Task objective: Go through the lines below and tally each one holding "JSON". Write only the total.
╔══
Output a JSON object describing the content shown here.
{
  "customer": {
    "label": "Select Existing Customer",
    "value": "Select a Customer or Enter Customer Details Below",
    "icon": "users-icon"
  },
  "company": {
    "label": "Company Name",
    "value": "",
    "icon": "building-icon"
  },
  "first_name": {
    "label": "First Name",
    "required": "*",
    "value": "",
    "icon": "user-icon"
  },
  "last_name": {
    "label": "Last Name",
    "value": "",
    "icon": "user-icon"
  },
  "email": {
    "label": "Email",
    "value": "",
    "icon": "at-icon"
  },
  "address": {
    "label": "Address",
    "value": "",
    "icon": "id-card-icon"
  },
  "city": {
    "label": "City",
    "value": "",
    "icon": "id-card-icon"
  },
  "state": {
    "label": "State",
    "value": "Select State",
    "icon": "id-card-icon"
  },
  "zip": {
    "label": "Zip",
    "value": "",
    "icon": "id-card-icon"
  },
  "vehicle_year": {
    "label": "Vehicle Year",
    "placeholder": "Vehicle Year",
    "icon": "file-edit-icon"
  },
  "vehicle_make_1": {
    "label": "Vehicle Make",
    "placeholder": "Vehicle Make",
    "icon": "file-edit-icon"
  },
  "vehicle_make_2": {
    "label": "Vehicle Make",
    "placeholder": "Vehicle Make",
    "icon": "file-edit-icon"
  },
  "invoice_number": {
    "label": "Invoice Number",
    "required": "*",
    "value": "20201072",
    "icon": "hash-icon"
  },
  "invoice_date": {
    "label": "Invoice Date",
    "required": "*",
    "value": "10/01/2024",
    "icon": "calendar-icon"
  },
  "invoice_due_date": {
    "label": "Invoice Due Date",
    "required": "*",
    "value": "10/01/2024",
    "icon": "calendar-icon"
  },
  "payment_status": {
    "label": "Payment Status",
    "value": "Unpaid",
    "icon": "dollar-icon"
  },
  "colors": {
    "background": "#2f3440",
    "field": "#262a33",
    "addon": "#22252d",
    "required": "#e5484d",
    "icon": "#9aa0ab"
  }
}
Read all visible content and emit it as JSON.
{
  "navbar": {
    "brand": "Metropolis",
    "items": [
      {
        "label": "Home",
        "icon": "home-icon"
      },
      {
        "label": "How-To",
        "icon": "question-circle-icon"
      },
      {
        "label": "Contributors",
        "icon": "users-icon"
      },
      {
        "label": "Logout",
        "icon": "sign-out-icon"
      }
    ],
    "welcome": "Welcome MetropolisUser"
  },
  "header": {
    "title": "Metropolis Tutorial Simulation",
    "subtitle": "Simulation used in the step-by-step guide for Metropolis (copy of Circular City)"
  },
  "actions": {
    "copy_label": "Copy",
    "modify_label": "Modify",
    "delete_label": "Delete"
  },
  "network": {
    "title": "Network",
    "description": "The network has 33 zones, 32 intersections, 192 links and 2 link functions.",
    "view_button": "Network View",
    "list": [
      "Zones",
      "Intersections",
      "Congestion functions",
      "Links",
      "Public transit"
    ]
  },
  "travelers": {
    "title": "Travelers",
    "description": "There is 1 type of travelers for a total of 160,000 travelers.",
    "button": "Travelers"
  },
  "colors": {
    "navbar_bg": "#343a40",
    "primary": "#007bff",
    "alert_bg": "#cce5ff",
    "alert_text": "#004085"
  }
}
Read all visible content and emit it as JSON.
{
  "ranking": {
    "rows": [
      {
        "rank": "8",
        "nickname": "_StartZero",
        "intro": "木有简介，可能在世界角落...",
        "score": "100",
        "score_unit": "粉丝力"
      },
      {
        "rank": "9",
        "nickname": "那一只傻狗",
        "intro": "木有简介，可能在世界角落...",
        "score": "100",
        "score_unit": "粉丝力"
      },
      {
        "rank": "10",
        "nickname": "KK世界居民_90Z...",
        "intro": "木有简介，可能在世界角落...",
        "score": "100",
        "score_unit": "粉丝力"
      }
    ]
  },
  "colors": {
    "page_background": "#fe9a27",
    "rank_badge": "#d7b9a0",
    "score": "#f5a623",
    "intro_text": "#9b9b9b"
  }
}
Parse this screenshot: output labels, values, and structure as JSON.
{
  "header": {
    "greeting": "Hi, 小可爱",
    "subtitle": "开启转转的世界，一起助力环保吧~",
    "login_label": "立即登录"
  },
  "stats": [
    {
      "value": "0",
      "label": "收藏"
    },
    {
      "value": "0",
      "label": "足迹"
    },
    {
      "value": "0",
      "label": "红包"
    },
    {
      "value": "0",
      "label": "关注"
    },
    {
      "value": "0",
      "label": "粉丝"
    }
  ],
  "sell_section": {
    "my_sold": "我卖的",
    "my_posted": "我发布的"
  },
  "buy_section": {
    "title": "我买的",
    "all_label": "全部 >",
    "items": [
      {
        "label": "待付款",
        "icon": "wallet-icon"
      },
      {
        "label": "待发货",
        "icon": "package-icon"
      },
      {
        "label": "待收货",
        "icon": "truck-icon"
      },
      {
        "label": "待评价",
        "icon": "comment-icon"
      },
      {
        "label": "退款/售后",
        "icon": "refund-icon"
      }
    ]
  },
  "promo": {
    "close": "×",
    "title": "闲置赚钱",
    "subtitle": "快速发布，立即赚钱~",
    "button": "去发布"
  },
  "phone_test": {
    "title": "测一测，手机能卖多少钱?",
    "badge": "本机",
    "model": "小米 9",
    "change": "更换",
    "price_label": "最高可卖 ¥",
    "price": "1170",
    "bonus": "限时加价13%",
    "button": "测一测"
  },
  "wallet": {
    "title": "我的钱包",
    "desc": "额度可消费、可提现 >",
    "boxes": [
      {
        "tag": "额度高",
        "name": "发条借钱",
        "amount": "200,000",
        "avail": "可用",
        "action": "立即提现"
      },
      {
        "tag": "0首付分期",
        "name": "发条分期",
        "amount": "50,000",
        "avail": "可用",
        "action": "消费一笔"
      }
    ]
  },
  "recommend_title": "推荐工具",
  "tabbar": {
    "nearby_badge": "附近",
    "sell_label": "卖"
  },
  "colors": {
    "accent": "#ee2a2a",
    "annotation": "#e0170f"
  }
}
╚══
Solution for this problem: 4